The Penguins' 3-2 overtime win in Boston last night was notable primarily because goaltender Marc-Andre Fleury recorded his 300th career win.
Of much lesser significance was the absence of a dry scrape from a Zamboni ice resurfacing machine prior to the overtime period. For the first month and a half of the season, the NHL had the ice touched up by the machines in order to improve the quality of surface. That was done in hopes of having more games determined during overtime as opposed to the shootout.
A problem which arose with the practice was the four to five minute delay it took to resurface the entire rink prior to overtime. Many players, executives, media and fans felt that delay snuffed out energy from the game heading into overtime. As a result, the NHL decided to do away with dry scrapes as of this past Saturday. Now, rink attendants will clean the ice prior to the rink with shovels during a brief stoppage prior to the extra period.
Last night's game was the Penguins' first "dry scrape-free" overtime game since the change was made. Today, a number of them were asked about the change.
Mike Johnston, head coach – "I knew it took a while to get the scrape done. I think everyone was fine last night though the overtime didn't go long. If the overtime had gone longer and there were pucks that bounced, maybe it would have been more frustrating. We'll see how it goes. I think they do a pretty good job when [the rink attendants] come out and scrape [with shovels]."
Christian Ehrhoff, defenseman – "I think it definitely took a while but probably on the ice yesterday we could have used it. For us, it worked out anyway. But I think it's better for the fans to get it in a more timely matter. Get going again."
Thomas Greiss, goaltender – "I like it this way [without the dry scrape]. It's just faster and quicker. You're in the game and you want to stay in the moment and not have a break and a bit interruption there."
Olli Maatta, defenseman – "I don't know. I really didn't feel the difference. Obviously, it's a shorter break but with the dry scrape, you get the ice better but I don't think that was a problem last night."
Craig Adams, right wing – "If you want more goals in overtime, I think it's probably conducive to that. I don't know how much of an affect it's going to have. But I don't know if the delay was putting people off."
Chris Kunitz, left wing – "It looked like it worked out pretty good for us. They changed the rules obviously to keep fans engaged. Nothing to really say about it."
Nick Spaling, center – "I think they shoveled off all the ice. It seemed all right. I wasn't out there but it looked like it was fine. It wasn't too bad. As long as they get some shovels out and get rid of partial parts of the snow, I think that will help."
Blake Comeau, left wing – "It makes the ice a little better in overtime but I think it's a combination of maybe some guys just want to get going right away and some guys want clean ice. I don't have an opinion on it."
Brandon Sutter, center – "I think it's nice to not have that long break. It seemed like that game at home we had against the Rangers (Nov. 21), the scrape felt like it took forever.
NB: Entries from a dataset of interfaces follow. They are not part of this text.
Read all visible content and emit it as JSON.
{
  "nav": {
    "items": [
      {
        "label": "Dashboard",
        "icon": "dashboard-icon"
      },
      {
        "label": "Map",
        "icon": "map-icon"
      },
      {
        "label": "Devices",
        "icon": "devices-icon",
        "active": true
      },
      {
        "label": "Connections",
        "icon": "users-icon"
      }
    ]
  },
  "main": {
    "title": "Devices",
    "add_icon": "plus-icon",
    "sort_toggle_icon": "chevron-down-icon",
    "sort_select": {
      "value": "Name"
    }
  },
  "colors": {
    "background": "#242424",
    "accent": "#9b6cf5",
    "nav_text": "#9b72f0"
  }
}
It's a pretty big break in between. I think it's nice just to go. However, the ice was amazing after a scrape too. The game feels better. The puck slide quicker. You definitely notice that. But I think that break is too much. It kind of takes a little bit of the emotion out of the game for a while. I think even for the fans to sit there for a few minutes and wait, you have to find a way to speed it up."
Fleury – "I think it was good because the ice was nicer but I found it was a little slow. You kind of wait there for a little while to get going into overtime. For the fans too, I'm sure it's a wait for overtime."
Rob Scuderi, defenseman – "It must be good. We won the game. I think it definitely improves the ice but I don't think it's anything that should affect us too much. But there's no doubt, that is better with the dry ice cut."
(Photo: Doug Pensinger/Getty Images)